  • I can’t seem to grab a single cursor position, there has to be an actual selection, so my extensions for adding and removing “/// ” for doc comment markup mean you have to select a line, not just move the cursor there. Or maybe there’s a bug that’s screwing this up. I haven’t quite figured this out yet.
  • A lot of my code is super redundant: operate on all lines, operate on all selection lines, operate on selected text. I really need to re-architect a common subclassable system because the actual logic for most plugins is only a few lines or a call-out to another class.
  • Any extension that works on all lines rather than individual selections seems to be more stable in my experience.
  • My experiments trying to create interactive UI elements with extensions hasn’t been going very well, they run in the original application and not in Xcode, the window is behind xcode, they can’t be interacted with while Xcode is running, and you inevitably have to force quit something.

Screen Shot 2016-07-21 at 10.39.39 AM

Here are some things I’ve been messing with. Let me know how your extensions are going for you.

https://gist.github.com/erica/2e6cecf5fae2a206faed440539c514c4

The names of things

Last night, someone was asking what you call the things created by types. My take on the subject is this: Classes, structures, and enumerations are constructs. You create new instances by calling a constructor, even when building things that aren’t reference types.

I avoid calling reference types “objects”. I stick with instances, following the Swift Programming Language’s lead, e.g. “Use the init?(rawValue:) initializer to make an instance of an enumeration from a raw value.” and “Create an instance of a class by putting parentheses after the class name.”

A big naming challenge derives from what do you call the thing that stores a value. The Swift Programming Language has this to say: “Use let to make a constant and var to make a variable”, which is not at all helpful because you end up saying “Declare a variable or constant”, “use the variable or constant as a parameter to the function”, etc, etc.

While constants and variables are “bound symbols”, “value bindings”, or just “bindings”, those are hard names to use in writing. “Create a value binding of 5” doesn’t communicate the way “create a new variable or constant and set its value to 5” does.

This is why, I prefer to stick with variable to describe both in any indeterminate situation. Constants are really immutable variables, egregious oxymoron and all. And, as Joe Groff points out, constants are still variables according to the mathematical meaning of the term.  It’s not a great solution but nearly everyone gets it.

So unless you’re going for precision, go ahead and declare a variable to store that value. If you don’t or won’t mutate it, the compiler will remind you to mark it as a constant. Long live “let variables“. It may not be technically precise but it does communicate expressively.

 

Updating OSX beta: Lessons Learned

I wasted a lot of time yesterday and today until Mark Knopper pointed me to a solution for updating my beta by hand. Like others, my download had stalled at 151MB (of a 1+GB update) and I needed to just get the update done.

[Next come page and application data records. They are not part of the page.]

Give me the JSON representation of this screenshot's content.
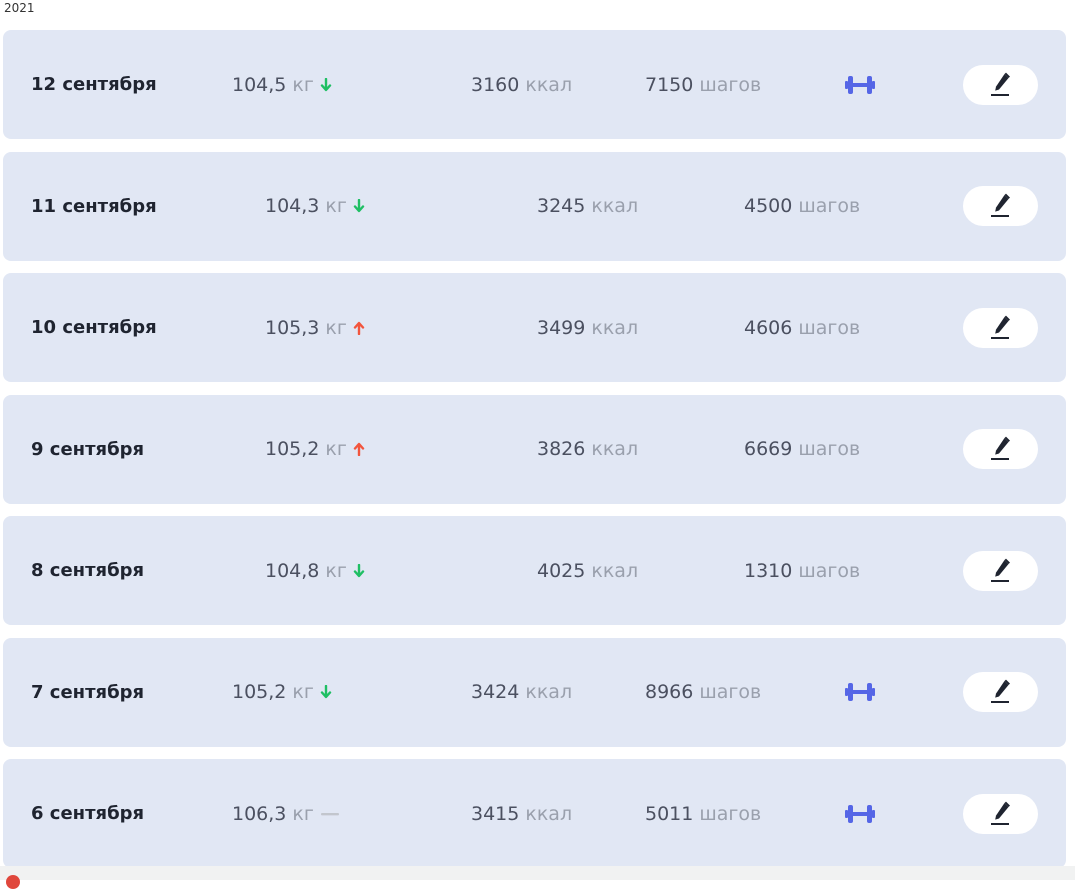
{
  "year": "2021",
  "colors": {
    "row_bg": "#e1e7f4",
    "trend_down": "#1fbf64",
    "trend_up": "#f2553d",
    "trend_flat": "#c2c6cd",
    "gym_icon": "#5566e6"
  },
  "units": {
    "weight": "кг",
    "calories": "ккал",
    "steps": "шагов"
  },
  "entries": [
    {
      "date": "12 сентября",
      "weight": "104,5",
      "trend": "down",
      "calories": "3160",
      "steps": "7150",
      "workout": true,
      "edit_icon": "pencil-icon"
    },
    {
      "date": "11 сентября",
      "weight": "104,3",
      "trend": "down",
      "calories": "3245",
      "steps": "4500",
      "workout": false,
      "edit_icon": "pencil-icon"
    },
    {
      "date": "10 сентября",
      "weight": "105,3",
      "trend": "up",
      "calories": "3499",
      "steps": "4606",
      "workout": false,
      "edit_icon": "pencil-icon"
    },
    {
      "date": "9 сентября",
      "weight": "105,2",
      "trend": "up",
      "calories": "3826",
      "steps": "6669",
      "workout": false,
      "edit_icon": "pencil-icon"
    },
    {
      "date": "8 сентября",
      "weight": "104,8",
      "trend": "down",
      "calories": "4025",
      "steps": "1310",
      "workout": false,
      "edit_icon": "pencil-icon"
    },
    {
      "date": "7 сентября",
      "weight": "105,2",
      "trend": "down",
      "calories": "3424",
      "steps": "8966",
      "workout": true,
      "edit_icon": "pencil-icon"
    },
    {
      "date": "6 сентября",
      "weight": "106,3",
      "trend": "flat",
      "calories": "3415",
      "steps": "5011",
      "workout": true,
      "edit_icon": "pencil-icon"
    }
  ]
}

That solution thread linked to another developer forums post here. This thread contains links to manual downloads. Once you download the component pieces directly, you can move them into the stalled download in /Library/Updates, and then reboot and click Update in App Store.

I decided to complete all downloads, although some report you only have to install three of the four links. App Store sees the completed downloads, and installs and updates. I am now running Beta 2.

Some in that discussion thread have reported unstable systems after performing a manual upgrade. “I may have jinxed myself by asking, but after attempting to apply the packages willy nilly, it seems that my environment (16A201w on pro 3,1) is very unstable.  Safari is now crashing all the time.”

My A/C is broken and the repair person is about to arrive so I won’t have time to test my upgrade until later today or maybe early next week. If you do go this route, do so with extreme caution.